TASK DESCRIPTION → The pictures stay out; everything else in the entries below must be returned exactly.

MATERIAL PROVIDED →
+--

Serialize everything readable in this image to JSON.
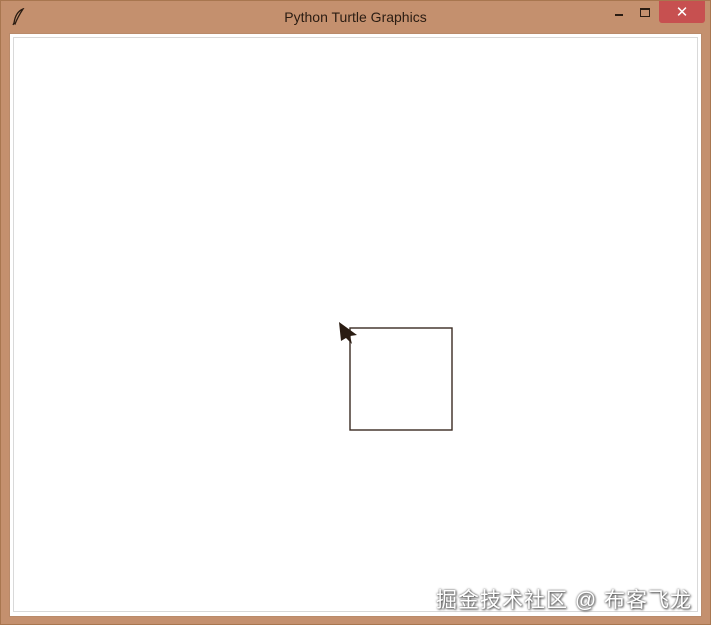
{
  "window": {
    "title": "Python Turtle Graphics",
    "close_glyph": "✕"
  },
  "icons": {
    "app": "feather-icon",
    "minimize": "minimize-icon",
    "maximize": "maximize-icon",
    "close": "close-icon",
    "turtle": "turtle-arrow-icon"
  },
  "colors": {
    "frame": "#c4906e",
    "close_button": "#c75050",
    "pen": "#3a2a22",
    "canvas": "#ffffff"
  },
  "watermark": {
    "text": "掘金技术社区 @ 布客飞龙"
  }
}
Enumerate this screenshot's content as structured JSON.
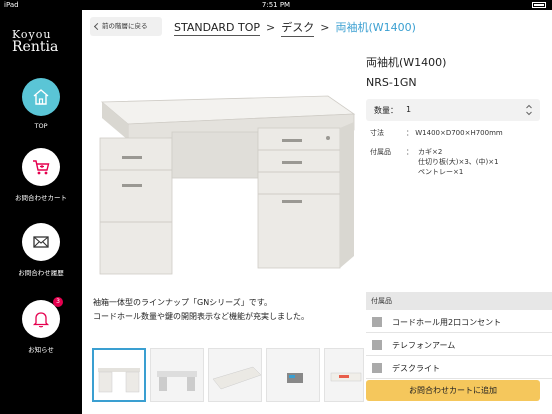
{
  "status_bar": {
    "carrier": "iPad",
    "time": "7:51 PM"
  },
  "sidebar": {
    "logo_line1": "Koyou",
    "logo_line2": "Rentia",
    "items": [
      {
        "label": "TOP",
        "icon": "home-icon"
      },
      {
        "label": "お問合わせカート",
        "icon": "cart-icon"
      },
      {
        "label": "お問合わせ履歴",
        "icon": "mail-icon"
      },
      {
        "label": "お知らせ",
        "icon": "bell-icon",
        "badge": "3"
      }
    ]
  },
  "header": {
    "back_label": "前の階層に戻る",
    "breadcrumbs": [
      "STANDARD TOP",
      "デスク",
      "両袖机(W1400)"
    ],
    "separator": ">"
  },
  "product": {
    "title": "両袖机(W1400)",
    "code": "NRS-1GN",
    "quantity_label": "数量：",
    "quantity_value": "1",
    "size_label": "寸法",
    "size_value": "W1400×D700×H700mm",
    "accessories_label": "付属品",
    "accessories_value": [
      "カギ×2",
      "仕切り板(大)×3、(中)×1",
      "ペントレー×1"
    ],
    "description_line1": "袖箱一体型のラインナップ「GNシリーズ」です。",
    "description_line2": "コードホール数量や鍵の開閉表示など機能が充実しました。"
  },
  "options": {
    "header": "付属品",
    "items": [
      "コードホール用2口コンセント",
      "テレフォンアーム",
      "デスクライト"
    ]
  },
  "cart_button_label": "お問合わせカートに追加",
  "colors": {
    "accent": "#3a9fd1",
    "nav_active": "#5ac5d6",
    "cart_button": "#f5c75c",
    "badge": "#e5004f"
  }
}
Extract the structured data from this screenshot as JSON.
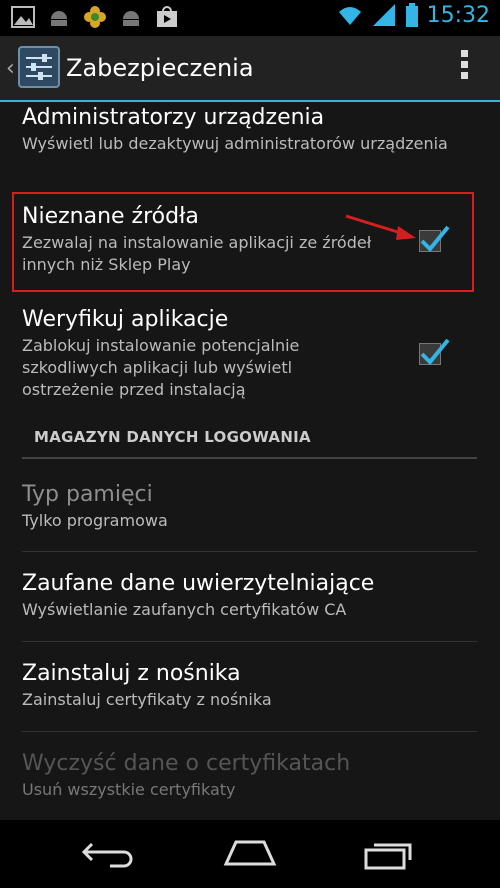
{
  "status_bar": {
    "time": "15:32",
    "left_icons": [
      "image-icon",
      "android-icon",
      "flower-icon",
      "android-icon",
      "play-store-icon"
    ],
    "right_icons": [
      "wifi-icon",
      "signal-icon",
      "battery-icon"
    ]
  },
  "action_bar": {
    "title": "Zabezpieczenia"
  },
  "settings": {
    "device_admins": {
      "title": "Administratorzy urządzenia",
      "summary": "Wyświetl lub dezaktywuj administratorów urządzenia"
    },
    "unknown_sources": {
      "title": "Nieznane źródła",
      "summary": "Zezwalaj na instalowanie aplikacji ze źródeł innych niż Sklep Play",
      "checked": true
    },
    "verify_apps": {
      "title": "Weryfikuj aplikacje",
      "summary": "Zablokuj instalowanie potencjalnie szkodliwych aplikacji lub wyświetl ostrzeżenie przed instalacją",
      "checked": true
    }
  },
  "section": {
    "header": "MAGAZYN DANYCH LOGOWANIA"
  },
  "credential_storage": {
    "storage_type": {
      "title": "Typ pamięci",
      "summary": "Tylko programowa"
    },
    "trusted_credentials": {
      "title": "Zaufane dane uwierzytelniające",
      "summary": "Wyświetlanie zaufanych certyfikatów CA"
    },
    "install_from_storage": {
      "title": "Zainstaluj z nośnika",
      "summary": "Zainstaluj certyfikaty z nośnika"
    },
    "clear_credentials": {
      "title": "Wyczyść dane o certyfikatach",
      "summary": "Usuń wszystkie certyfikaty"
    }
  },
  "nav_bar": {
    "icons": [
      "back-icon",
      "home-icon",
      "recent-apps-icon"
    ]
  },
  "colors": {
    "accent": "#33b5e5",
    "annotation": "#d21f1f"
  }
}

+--

REPLY TO THE EXERCISE →
Serialize everything readable in this image to JSON.
{
  "window": {
    "title": "Python Turtle Graphics",
    "close_glyph": "✕"
  },
  "icons": {
    "app": "feather-icon",
    "minimize": "minimize-icon",
    "maximize": "maximize-icon",
    "close": "close-icon",
    "turtle": "turtle-arrow-icon"
  },
  "colors": {
    "frame": "#c4906e",
    "close_button": "#c75050",
    "pen": "#3a2a22",
    "canvas": "#ffffff"
  },
  "watermark": {
    "text": "掘金技术社区 @ 布客飞龙"
  }
}
Enumerate this screenshot's content as structured JSON.
{
  "status_bar": {
    "carrier": "iPad",
    "time": "7:51 PM"
  },
  "sidebar": {
    "logo_line1": "Koyou",
    "logo_line2": "Rentia",
    "items": [
      {
        "label": "TOP",
        "icon": "home-icon"
      },
      {
        "label": "お問合わせカート",
        "icon": "cart-icon"
      },
      {
        "label": "お問合わせ履歴",
        "icon": "mail-icon"
      },
      {
        "label": "お知らせ",
        "icon": "bell-icon",
        "badge": "3"
      }
    ]
  },
  "header": {
    "back_label": "前の階層に戻る",
    "breadcrumbs": [
      "STANDARD TOP",
      "デスク",
      "両袖机(W1400)"
    ],
    "separator": ">"
  },
  "product": {
    "title": "両袖机(W1400)",
    "code": "NRS-1GN",
    "quantity_label": "数量：",
    "quantity_value": "1",
    "size_label": "寸法",
    "size_value": "W1400×D700×H700mm",
    "accessories_label": "付属品",
    "accessories_value": [
      "カギ×2",
      "仕切り板(大)×3、(中)×1",
      "ペントレー×1"
    ],
    "description_line1": "袖箱一体型のラインナップ「GNシリーズ」です。",
    "description_line2": "コードホール数量や鍵の開閉表示など機能が充実しました。"
  },
  "options": {
    "header": "付属品",
    "items": [
      "コードホール用2口コンセント",
      "テレフォンアーム",
      "デスクライト"
    ]
  },
  "cart_button_label": "お問合わせカートに追加",
  "colors": {
    "accent": "#3a9fd1",
    "nav_active": "#5ac5d6",
    "cart_button": "#f5c75c",
    "badge": "#e5004f"
  }
}
Extract the structured data from this screenshot as JSON.
{
  "status_bar": {
    "time": "15:32",
    "left_icons": [
      "image-icon",
      "android-icon",
      "flower-icon",
      "android-icon",
      "play-store-icon"
    ],
    "right_icons": [
      "wifi-icon",
      "signal-icon",
      "battery-icon"
    ]
  },
  "action_bar": {
    "title": "Zabezpieczenia"
  },
  "settings": {
    "device_admins": {
      "title": "Administratorzy urządzenia",
      "summary": "Wyświetl lub dezaktywuj administratorów urządzenia"
    },
    "unknown_sources": {
      "title": "Nieznane źródła",
      "summary": "Zezwalaj na instalowanie aplikacji ze źródeł innych niż Sklep Play",
      "checked": true
    },
    "verify_apps": {
      "title": "Weryfikuj aplikacje",
      "summary": "Zablokuj instalowanie potencjalnie szkodliwych aplikacji lub wyświetl ostrzeżenie przed instalacją",
      "checked": true
    }
  },
  "section": {
    "header": "MAGAZYN DANYCH LOGOWANIA"
  },
  "credential_storage": {
    "storage_type": {
      "title": "Typ pamięci",
      "summary": "Tylko programowa"
    },
    "trusted_credentials": {
      "title": "Zaufane dane uwierzytelniające",
      "summary": "Wyświetlanie zaufanych certyfikatów CA"
    },
    "install_from_storage": {
      "title": "Zainstaluj z nośnika",
      "summary": "Zainstaluj certyfikaty z nośnika"
    },
    "clear_credentials": {
      "title": "Wyczyść dane o certyfikatach",
      "summary": "Usuń wszystkie certyfikaty"
    }
  },
  "nav_bar": {
    "icons": [
      "back-icon",
      "home-icon",
      "recent-apps-icon"
    ]
  },
  "colors": {
    "accent": "#33b5e5",
    "annotation": "#d21f1f"
  }
}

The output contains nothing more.